- Start – Click the start button at the bottom, and then sit back and wait for the program to finish executing. The time required to finish processing the video will depend on the options that were selected, the video, and your computer's processing power. It usually takes me about 30 minutes to 1 hour to process a 350MB rmvb file (but this is on a 5-year old laptop, running Windows as a virtual machine, so it could be much faster). You may click stop at any time, but the program cannot resume, and will need to start from the beginning again. The captured images will start popping up on the right hand side. If the images are not good, stop the program and modify the settings.

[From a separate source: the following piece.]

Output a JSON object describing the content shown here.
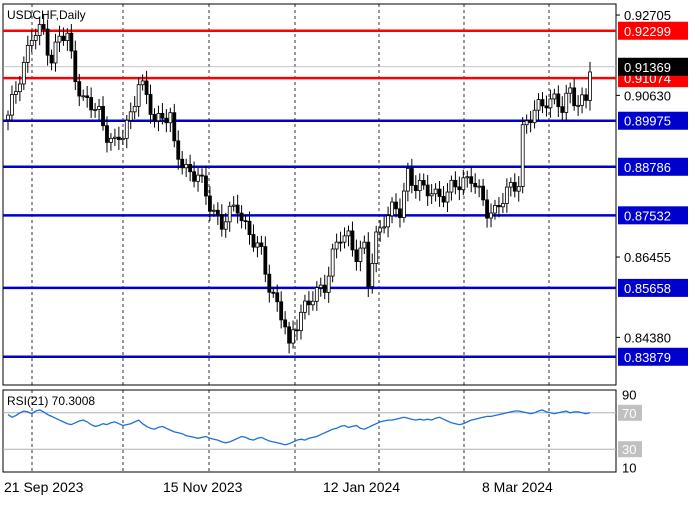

The program will apply the filter and postprocessing settings to all the frames that it analyzes. If text is detected in a frame (areas classified as white), the frame will be compared to adjacent frames to see if it's a new line, or the continuation of a line. If many frames without text are detected as having text, you might want to adjust the filter settings. If the program is not detecting line changes properly (many duplicate lines, or missing lines) you may wish to adjust the rip options.
- Subtitle > Manager – The manager displays all the extracted images. You can go through the images and delete any unnecessary ones.
- Left–click an image to highlight it for deletion. You can also click–and–drag to highlight multiple images. Left–click on the image again to deselect it.
- To delete a series of images, right–click on the first one, and left–click on the last one.
- To merge a duplicate line, right–click on the first one, and right–click on the last one. You will see arrows on the right side of the first and last images to indicate the range. The last line will be highlighted in a different shade. This indicates which image will be retained when the duplicates are deleted. Left–click any image within the range to select a different image to be retained. Right–click on any image in the range to cancel the merge. By default, the manager will only allow you to merge lines if the timing is continuous. To override this, you can check the "Force Merge" box in the toolbar.
- After selecting the images for deletion, click on the red X in the toolbar to commit the deletion.
- Use Recover Filtered on areas where text was erroneously filtered out.
- Use Remove Passed to remove falsely detected areas.
Images highlighted for deletion.
Merging a range of images: note the blue arrows on the right. The lighter-colored image will be retained.
- File > Save As...
From Save as type, you can select the format you wish to save in.
esrXP (*.esr) – save the state of the current session
SubRip with bitmap (*.srt) – save images and .srt file
On the right end of the toolbar in the main window, there is a combo box, save button and delete button
. By writing a description in the combo box, and clicking save, your current settings will be saved. Use the combo box to switch between your saved settings.
After saving your settings, you can setup batch processing (under the File
menu). This is helpful as you will typically need to process a video once for the dialog, a second time for explanations, and a third time for lyrics.
Select the saved setting you wish to use from the drop-down list, and click add video, to add jobs to the list.Exporting Images for OCR
If you wish to use OCR, export the images using Save OCR Image
If subtitles are captured on two lines, select the checkbox.
See this post
for further details.Creating an SRT File with text instead of image filenames
On the left side of the main window, you can type out the subtitles with each line corresponding to one image. If you used OCR, you can paste the OCR text into this area as well. Choose SRT from the Save As... dialog box to create an SRT file with text instead of the image filenames.